—Igor Rotenberg, the son of Arkady Rotenberg, a friend of Putin's friend since they were teenagers.
—Andrey Kostin, named among government officials, heads the nation's second-largest bank, VTB, which is controlled by the state.
—Alexei Miller, the longtime head of the state-controlled Gazprom natural gas giant. Both Miller and Kostin are longtime key members of Putin's team.
A state-owned arms-dealing company, accused by the U.S. of selling to Syrian President Bashar Assad, was also targeted, along with a subsidiary bank. Many other targets were associated with Russia's energy sector, including parts of state-owned Gazprom.
There was no formal reaction from the Kremlin. But Leonid Slutsky, who chairs the foreign relations committee in Russia's lower house of parliament, said there was "no sensible reasons or grounds" for the U.S. actions.
"This is an example of uncontrolled anti-Russian hysteria led by the U.S. and successfully exported to the European continent," Slutsky was quoted as saying by the Russian newswire Tass.
The sanctions freeze any assets that those targeted have in U.S. jurisdictions and bars Americans from doing business with them. But the administration said it would give guidance to Americans who may currently have business with them about how to wind down that business and avoid running afoul of the sanctions.

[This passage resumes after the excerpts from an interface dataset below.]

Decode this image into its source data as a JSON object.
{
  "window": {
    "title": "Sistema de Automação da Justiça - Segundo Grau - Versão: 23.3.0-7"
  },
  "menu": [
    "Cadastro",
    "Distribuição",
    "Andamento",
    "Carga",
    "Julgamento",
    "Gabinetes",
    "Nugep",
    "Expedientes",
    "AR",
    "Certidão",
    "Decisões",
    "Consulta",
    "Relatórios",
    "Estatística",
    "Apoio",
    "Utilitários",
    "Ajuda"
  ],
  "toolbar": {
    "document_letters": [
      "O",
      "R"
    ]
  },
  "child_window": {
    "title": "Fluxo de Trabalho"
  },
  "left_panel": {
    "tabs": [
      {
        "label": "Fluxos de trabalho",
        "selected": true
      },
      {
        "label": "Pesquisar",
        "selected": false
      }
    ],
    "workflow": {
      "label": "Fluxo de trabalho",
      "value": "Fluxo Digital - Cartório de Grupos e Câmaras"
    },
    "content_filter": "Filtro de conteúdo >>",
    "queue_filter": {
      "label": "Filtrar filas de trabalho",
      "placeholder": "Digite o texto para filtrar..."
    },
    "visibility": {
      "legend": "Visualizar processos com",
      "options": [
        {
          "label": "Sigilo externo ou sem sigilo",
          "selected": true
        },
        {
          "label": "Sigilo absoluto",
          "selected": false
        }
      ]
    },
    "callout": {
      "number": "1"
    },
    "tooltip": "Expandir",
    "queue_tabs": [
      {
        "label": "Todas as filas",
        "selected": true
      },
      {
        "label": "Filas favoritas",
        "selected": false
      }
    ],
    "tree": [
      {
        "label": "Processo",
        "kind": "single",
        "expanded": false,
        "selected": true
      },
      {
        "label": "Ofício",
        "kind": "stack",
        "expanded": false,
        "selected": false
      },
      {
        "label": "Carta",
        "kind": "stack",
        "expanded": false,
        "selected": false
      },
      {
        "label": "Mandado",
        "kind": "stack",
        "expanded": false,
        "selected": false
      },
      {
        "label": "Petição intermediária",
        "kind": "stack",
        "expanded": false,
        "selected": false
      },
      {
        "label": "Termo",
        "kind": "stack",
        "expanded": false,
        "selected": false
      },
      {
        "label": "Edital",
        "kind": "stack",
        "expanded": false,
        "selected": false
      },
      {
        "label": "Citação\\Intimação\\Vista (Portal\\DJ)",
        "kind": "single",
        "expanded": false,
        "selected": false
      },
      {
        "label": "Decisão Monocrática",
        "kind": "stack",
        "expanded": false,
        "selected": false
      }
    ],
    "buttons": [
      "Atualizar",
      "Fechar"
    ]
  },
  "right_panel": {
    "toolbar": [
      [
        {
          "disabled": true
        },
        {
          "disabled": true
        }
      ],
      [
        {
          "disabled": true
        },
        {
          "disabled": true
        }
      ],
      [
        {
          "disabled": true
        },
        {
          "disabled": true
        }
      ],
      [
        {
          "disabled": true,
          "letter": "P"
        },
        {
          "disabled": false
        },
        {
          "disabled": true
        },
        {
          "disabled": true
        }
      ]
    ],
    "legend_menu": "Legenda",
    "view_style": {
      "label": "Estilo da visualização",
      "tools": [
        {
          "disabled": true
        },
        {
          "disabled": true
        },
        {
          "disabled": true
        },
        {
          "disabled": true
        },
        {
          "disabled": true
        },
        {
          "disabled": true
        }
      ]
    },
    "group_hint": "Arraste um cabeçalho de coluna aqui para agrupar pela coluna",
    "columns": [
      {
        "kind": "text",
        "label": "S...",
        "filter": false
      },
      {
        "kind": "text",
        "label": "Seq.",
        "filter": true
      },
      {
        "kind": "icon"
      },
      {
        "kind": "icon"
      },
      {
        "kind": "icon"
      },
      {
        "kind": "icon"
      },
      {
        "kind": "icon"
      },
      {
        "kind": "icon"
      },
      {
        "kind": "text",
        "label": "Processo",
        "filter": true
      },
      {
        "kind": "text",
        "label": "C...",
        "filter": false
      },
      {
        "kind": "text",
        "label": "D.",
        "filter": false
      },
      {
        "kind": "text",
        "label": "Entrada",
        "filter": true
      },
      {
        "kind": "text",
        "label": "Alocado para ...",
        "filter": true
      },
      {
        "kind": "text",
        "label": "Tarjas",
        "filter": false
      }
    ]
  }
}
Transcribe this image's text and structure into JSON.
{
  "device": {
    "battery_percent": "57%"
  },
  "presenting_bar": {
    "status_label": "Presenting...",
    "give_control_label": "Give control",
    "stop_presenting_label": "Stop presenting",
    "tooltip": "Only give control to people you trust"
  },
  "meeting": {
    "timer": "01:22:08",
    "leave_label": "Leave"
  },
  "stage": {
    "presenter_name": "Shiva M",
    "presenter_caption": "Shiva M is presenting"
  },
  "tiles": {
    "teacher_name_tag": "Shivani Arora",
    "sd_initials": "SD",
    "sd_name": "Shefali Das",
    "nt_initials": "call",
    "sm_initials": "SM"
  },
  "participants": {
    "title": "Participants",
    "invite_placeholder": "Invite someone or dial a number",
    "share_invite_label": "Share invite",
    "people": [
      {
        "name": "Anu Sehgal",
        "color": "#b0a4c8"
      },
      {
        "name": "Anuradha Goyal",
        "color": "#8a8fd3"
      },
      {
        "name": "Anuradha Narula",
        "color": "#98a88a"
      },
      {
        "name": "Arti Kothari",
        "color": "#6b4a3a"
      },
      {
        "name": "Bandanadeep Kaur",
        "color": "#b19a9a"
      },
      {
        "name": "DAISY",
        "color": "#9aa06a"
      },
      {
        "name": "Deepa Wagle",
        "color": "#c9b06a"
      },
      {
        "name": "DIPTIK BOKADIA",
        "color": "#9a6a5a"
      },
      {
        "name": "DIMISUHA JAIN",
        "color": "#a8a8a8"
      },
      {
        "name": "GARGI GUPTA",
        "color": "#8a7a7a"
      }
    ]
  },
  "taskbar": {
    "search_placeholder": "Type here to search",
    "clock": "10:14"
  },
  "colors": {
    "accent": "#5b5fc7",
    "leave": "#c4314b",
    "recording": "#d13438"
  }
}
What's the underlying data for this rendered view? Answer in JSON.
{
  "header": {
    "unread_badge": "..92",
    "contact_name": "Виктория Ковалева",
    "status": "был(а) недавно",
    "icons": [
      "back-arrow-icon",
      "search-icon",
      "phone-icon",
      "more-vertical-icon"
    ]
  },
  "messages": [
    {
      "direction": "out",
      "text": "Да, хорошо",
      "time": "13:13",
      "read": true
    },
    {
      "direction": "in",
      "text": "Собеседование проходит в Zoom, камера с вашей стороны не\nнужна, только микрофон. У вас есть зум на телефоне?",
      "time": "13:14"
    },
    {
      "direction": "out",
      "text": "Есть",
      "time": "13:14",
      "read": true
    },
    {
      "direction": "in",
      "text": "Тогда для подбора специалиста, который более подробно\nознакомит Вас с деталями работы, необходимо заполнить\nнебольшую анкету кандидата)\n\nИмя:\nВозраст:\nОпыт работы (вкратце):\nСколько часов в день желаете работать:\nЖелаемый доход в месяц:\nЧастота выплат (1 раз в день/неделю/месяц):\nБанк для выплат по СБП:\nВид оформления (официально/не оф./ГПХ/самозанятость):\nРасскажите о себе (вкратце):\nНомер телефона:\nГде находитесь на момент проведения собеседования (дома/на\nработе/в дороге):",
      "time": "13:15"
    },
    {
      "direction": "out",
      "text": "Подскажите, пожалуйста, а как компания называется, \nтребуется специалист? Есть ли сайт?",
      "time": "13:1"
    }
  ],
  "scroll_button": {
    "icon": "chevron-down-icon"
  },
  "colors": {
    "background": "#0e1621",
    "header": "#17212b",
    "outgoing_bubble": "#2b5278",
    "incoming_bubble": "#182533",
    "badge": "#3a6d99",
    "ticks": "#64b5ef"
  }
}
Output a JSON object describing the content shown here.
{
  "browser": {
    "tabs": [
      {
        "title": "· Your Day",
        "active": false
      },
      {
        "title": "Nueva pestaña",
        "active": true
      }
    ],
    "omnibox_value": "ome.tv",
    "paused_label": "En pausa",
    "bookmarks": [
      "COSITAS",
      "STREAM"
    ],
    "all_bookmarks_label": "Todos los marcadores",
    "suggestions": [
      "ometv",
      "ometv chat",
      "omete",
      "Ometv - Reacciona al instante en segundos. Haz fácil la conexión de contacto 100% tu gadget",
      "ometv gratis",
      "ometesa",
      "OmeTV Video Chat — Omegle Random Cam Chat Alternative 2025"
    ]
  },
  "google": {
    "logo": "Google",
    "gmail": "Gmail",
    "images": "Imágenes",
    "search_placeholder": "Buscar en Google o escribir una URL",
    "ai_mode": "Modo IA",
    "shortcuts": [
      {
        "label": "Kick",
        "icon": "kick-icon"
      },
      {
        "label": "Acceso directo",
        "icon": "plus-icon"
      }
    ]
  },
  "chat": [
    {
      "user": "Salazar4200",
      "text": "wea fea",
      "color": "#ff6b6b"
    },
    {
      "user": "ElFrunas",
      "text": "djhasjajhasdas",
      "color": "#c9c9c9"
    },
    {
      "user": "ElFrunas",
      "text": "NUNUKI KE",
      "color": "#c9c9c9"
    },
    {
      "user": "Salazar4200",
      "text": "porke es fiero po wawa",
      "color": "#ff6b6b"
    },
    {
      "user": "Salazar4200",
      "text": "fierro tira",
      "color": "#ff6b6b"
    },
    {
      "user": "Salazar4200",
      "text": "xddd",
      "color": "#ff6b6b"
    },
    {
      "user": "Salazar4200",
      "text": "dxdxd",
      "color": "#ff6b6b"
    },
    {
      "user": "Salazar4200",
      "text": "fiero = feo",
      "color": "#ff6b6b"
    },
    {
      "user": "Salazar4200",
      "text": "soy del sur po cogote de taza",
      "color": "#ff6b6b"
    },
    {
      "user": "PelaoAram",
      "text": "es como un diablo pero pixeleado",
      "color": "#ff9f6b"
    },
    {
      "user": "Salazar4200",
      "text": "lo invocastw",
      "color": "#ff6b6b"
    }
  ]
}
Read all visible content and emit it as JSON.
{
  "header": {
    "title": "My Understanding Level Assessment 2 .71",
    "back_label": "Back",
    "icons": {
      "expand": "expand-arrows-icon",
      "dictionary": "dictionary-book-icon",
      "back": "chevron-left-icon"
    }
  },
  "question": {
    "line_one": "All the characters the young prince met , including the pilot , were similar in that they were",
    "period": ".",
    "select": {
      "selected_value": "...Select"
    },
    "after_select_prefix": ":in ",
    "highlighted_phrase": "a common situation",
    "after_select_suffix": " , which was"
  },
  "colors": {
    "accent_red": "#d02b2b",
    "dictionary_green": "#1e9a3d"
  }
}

It was not clear whether any of those hit have significant holdings in the U.S. that could be seized, and if they did previously, they may have already moved their money elsewhere in anticipation of the sanctions. In January, lists of Russian officials and oligarchs were published by the State Department and Treasury. The lists, required under a law passed last year, were informally seen as lists of potential future sanctions targets, even though the public version of the oligarchs list was merely a reprint of Forbes' list of billionaires in Russia.
The new targets join a host of other U.S. steps to punish Russia for troubling activities overseas, including its alleged involvement in poisoning an ex-spy with a military-grade nerve agent in the U.K. In tandem with European allies, the Trump administration expelled dozens of Russian diplomats in response and shut down a Russian consulate in Seattle. And last month, the U.S. targeted 19 Russians and five Russian entities with sanctions in the first use of new sanctions powers Congress passed last year in response to the alleged election-meddling.
Associated Press writers Matthew Lee and Catherine Lucey in Washington and Vladimir Isachenkov and Nataliya Vasilyeva in Moscow contributed.